By this time my bemusement was beginning to turn into frustration and anguish… After all I only had three coach bolts in my hand.


The very ‘nice’ checkout operator proceeded to scan the items. Then, as an afterthought, he asked the woman if she would like him to get someone to look in the warehouse to see if there were any more tiles in stock (nice but also very dim). A collective groan went up from the now lengthy queue of eager shoppers as the young man put out a message for a floor assistant to come and engage in a search of the warehouse.


No problem I thought… it was going to take fifteen minutes or so for an assistant to arrive, take instructions, search the warehouse and then come back. Surely the woman would be asked to stand to one side while other customers were served; so I waited patiently to be called forward.


I waited……


And waited…..


And waited…..


No assistant arrived, and no offer to serve me was forthcoming. Eventually, as the throng of shoppers behind me became more and more restless, I decided I had better intervene. I asked our nice but rather dim checkout operator if he would mind laying the current transaction away and serve people while the warehouse search was completed. I could sense the anticipation and excitement of the wait-weary crowd behind me as I made my perfectly reasonable request.


Everyone’s hopes were quickly dashed however. A quizzical look appeared on the young checkout operator’s face as he considered a problem so complex it would have stretched a lobotomised chimpanzee. His quizzical look changed to one of confusion, then wonderment and finally to agonized frustration. Our nice but dim operative was finally defeated. He had hit the limits of his intellectual capacity. He was forced to cop out by politely telling me that he was going to serve the woman first and that I would have to wait my turn (nice-ish but very dim indeed).


I am ashamed to say that at this point my patience ran out. I simply left the coach bolts on the conveyor and left the store.


Badobadop says:


“If you want to avoid being served by Tim Nice but Dim, it might be better to steer clear of Coventry’s Binley branch of B&Q!”

Rec Room Rant
August 2015

Last Saturday I popped into my local B&Q diy store to buy some bolts. I selected the items I needed (three M12 x 100 mm coach bolts) and headed off towards the checkout.


Rather than getting to grips with an impersonal self serve machine (see my rant ‘Weapons of Mass Frustration’), I opted to use a conventional checkout with a human operative. I duly took my place in the queue and waited my turn to be served.

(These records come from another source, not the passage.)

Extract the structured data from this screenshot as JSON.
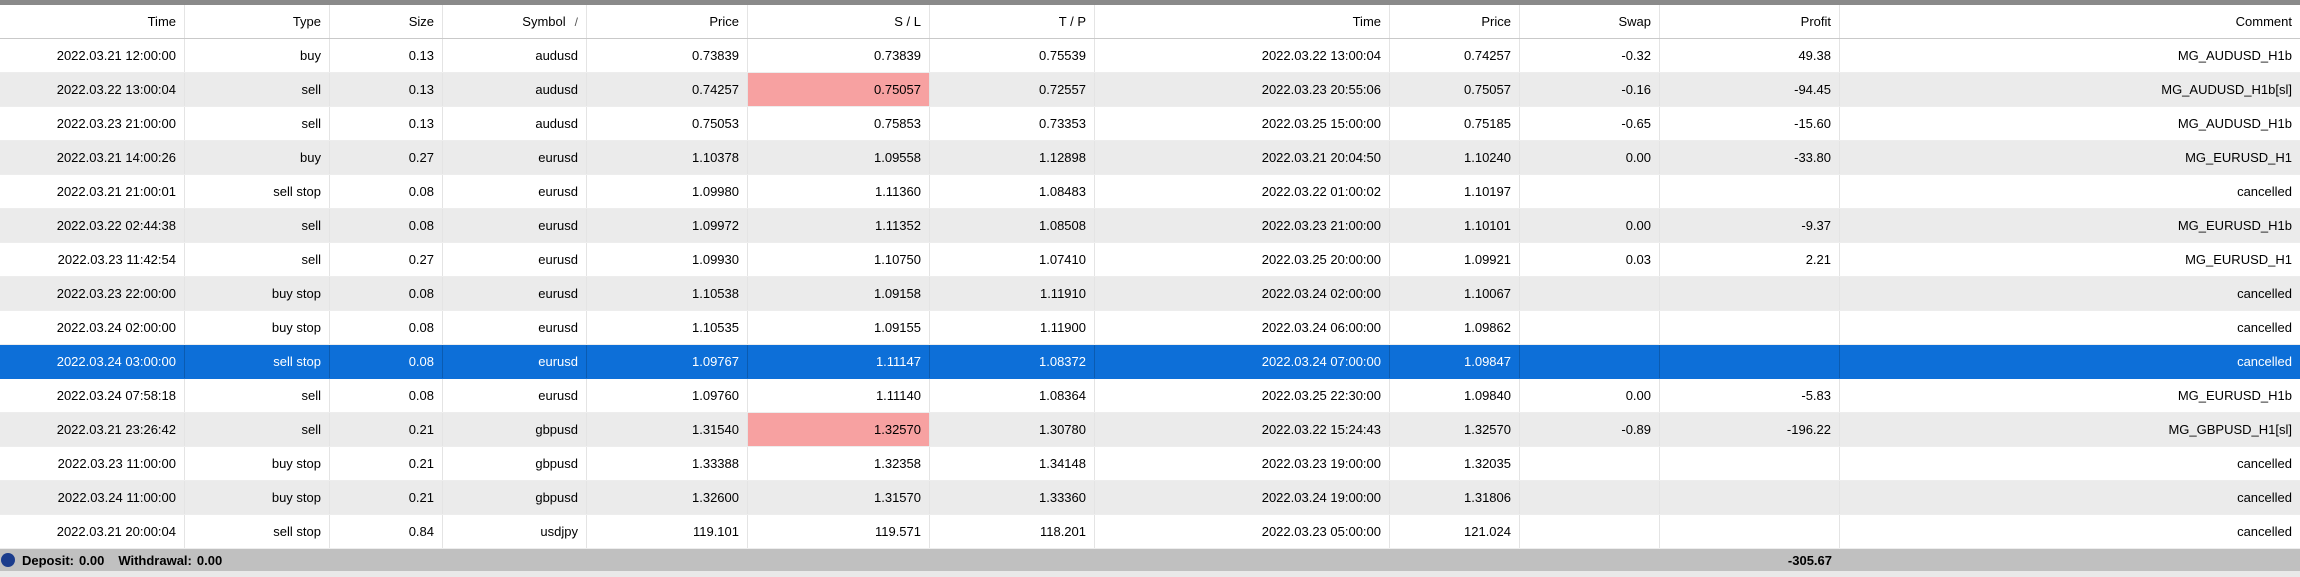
{
  "colors": {
    "selected_row": "#0d6fd8",
    "sl_highlight": "#f7a1a1",
    "footer_bar": "#c0c0c0",
    "alt_row": "#ebebeb",
    "top_border": "#8a8a8a"
  },
  "header": {
    "columns": [
      "Time",
      "Type",
      "Size",
      "Symbol",
      "Price",
      "S / L",
      "T / P",
      "Time",
      "Price",
      "Swap",
      "Profit",
      "Comment"
    ],
    "symbol_sort_indicator": "/"
  },
  "rows": [
    {
      "time": "2022.03.21 12:00:00",
      "type": "buy",
      "size": "0.13",
      "symbol": "audusd",
      "price": "0.73839",
      "sl": "0.73839",
      "tp": "0.75539",
      "close_time": "2022.03.22 13:00:04",
      "close_price": "0.74257",
      "swap": "-0.32",
      "profit": "49.38",
      "comment": "MG_AUDUSD_H1b"
    },
    {
      "time": "2022.03.22 13:00:04",
      "type": "sell",
      "size": "0.13",
      "symbol": "audusd",
      "price": "0.74257",
      "sl": "0.75057",
      "tp": "0.72557",
      "close_time": "2022.03.23 20:55:06",
      "close_price": "0.75057",
      "swap": "-0.16",
      "profit": "-94.45",
      "comment": "MG_AUDUSD_H1b[sl]",
      "sl_highlight": true
    },
    {
      "time": "2022.03.23 21:00:00",
      "type": "sell",
      "size": "0.13",
      "symbol": "audusd",
      "price": "0.75053",
      "sl": "0.75853",
      "tp": "0.73353",
      "close_time": "2022.03.25 15:00:00",
      "close_price": "0.75185",
      "swap": "-0.65",
      "profit": "-15.60",
      "comment": "MG_AUDUSD_H1b"
    },
    {
      "time": "2022.03.21 14:00:26",
      "type": "buy",
      "size": "0.27",
      "symbol": "eurusd",
      "price": "1.10378",
      "sl": "1.09558",
      "tp": "1.12898",
      "close_time": "2022.03.21 20:04:50",
      "close_price": "1.10240",
      "swap": "0.00",
      "profit": "-33.80",
      "comment": "MG_EURUSD_H1"
    },
    {
      "time": "2022.03.21 21:00:01",
      "type": "sell stop",
      "size": "0.08",
      "symbol": "eurusd",
      "price": "1.09980",
      "sl": "1.11360",
      "tp": "1.08483",
      "close_time": "2022.03.22 01:00:02",
      "close_price": "1.10197",
      "swap": "",
      "profit": "",
      "comment": "cancelled"
    },
    {
      "time": "2022.03.22 02:44:38",
      "type": "sell",
      "size": "0.08",
      "symbol": "eurusd",
      "price": "1.09972",
      "sl": "1.11352",
      "tp": "1.08508",
      "close_time": "2022.03.23 21:00:00",
      "close_price": "1.10101",
      "swap": "0.00",
      "profit": "-9.37",
      "comment": "MG_EURUSD_H1b"
    },
    {
      "time": "2022.03.23 11:42:54",
      "type": "sell",
      "size": "0.27",
      "symbol": "eurusd",
      "price": "1.09930",
      "sl": "1.10750",
      "tp": "1.07410",
      "close_time": "2022.03.25 20:00:00",
      "close_price": "1.09921",
      "swap": "0.03",
      "profit": "2.21",
      "comment": "MG_EURUSD_H1"
    },
    {
      "time": "2022.03.23 22:00:00",
      "type": "buy stop",
      "size": "0.08",
      "symbol": "eurusd",
      "price": "1.10538",
      "sl": "1.09158",
      "tp": "1.11910",
      "close_time": "2022.03.24 02:00:00",
      "close_price": "1.10067",
      "swap": "",
      "profit": "",
      "comment": "cancelled"
    },
    {
      "time": "2022.03.24 02:00:00",
      "type": "buy stop",
      "size": "0.08",
      "symbol": "eurusd",
      "price": "1.10535",
      "sl": "1.09155",
      "tp": "1.11900",
      "close_time": "2022.03.24 06:00:00",
      "close_price": "1.09862",
      "swap": "",
      "profit": "",
      "comment": "cancelled"
    },
    {
      "time": "2022.03.24 03:00:00",
      "type": "sell stop",
      "size": "0.08",
      "symbol": "eurusd",
      "price": "1.09767",
      "sl": "1.11147",
      "tp": "1.08372",
      "close_time": "2022.03.24 07:00:00",
      "close_price": "1.09847",
      "swap": "",
      "profit": "",
      "comment": "cancelled",
      "selected": true
    },
    {
      "time": "2022.03.24 07:58:18",
      "type": "sell",
      "size": "0.08",
      "symbol": "eurusd",
      "price": "1.09760",
      "sl": "1.11140",
      "tp": "1.08364",
      "close_time": "2022.03.25 22:30:00",
      "close_price": "1.09840",
      "swap": "0.00",
      "profit": "-5.83",
      "comment": "MG_EURUSD_H1b"
    },
    {
      "time": "2022.03.21 23:26:42",
      "type": "sell",
      "size": "0.21",
      "symbol": "gbpusd",
      "price": "1.31540",
      "sl": "1.32570",
      "tp": "1.30780",
      "close_time": "2022.03.22 15:24:43",
      "close_price": "1.32570",
      "swap": "-0.89",
      "profit": "-196.22",
      "comment": "MG_GBPUSD_H1[sl]",
      "sl_highlight": true
    },
    {
      "time": "2022.03.23 11:00:00",
      "type": "buy stop",
      "size": "0.21",
      "symbol": "gbpusd",
      "price": "1.33388",
      "sl": "1.32358",
      "tp": "1.34148",
      "close_time": "2022.03.23 19:00:00",
      "close_price": "1.32035",
      "swap": "",
      "profit": "",
      "comment": "cancelled"
    },
    {
      "time": "2022.03.24 11:00:00",
      "type": "buy stop",
      "size": "0.21",
      "symbol": "gbpusd",
      "price": "1.32600",
      "sl": "1.31570",
      "tp": "1.33360",
      "close_time": "2022.03.24 19:00:00",
      "close_price": "1.31806",
      "swap": "",
      "profit": "",
      "comment": "cancelled"
    },
    {
      "time": "2022.03.21 20:00:04",
      "type": "sell stop",
      "size": "0.84",
      "symbol": "usdjpy",
      "price": "119.101",
      "sl": "119.571",
      "tp": "118.201",
      "close_time": "2022.03.23 05:00:00",
      "close_price": "121.024",
      "swap": "",
      "profit": "",
      "comment": "cancelled"
    }
  ],
  "footer": {
    "deposit_label": "Deposit:",
    "deposit_value": "0.00",
    "withdrawal_label": "Withdrawal:",
    "withdrawal_value": "0.00",
    "total_profit": "-305.67"
  }
}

The woman in front of me was holding five border tiles. Rather than make use of the numerous floor assistants, the woman chose to burden the checkout operator with the job of calculating the length of border her tiles would make. It would seem that multiplying 200 millimetres by five to get 1 metre was too complex for her simple mind to compute without assistance.


The checkout operator was very ‘nice’. With politeness and patience he calculated the distance for the woman who was somewhat disappointed because it fell short of her requirement. The ‘nice’ checkout operator then asked the woman if she would like someone to get another tile for her. She explained that she had looked high and low and couldn’t find any more. She had the last five tiles. After some discussion, the woman decided to buy the tiles she had in her hand.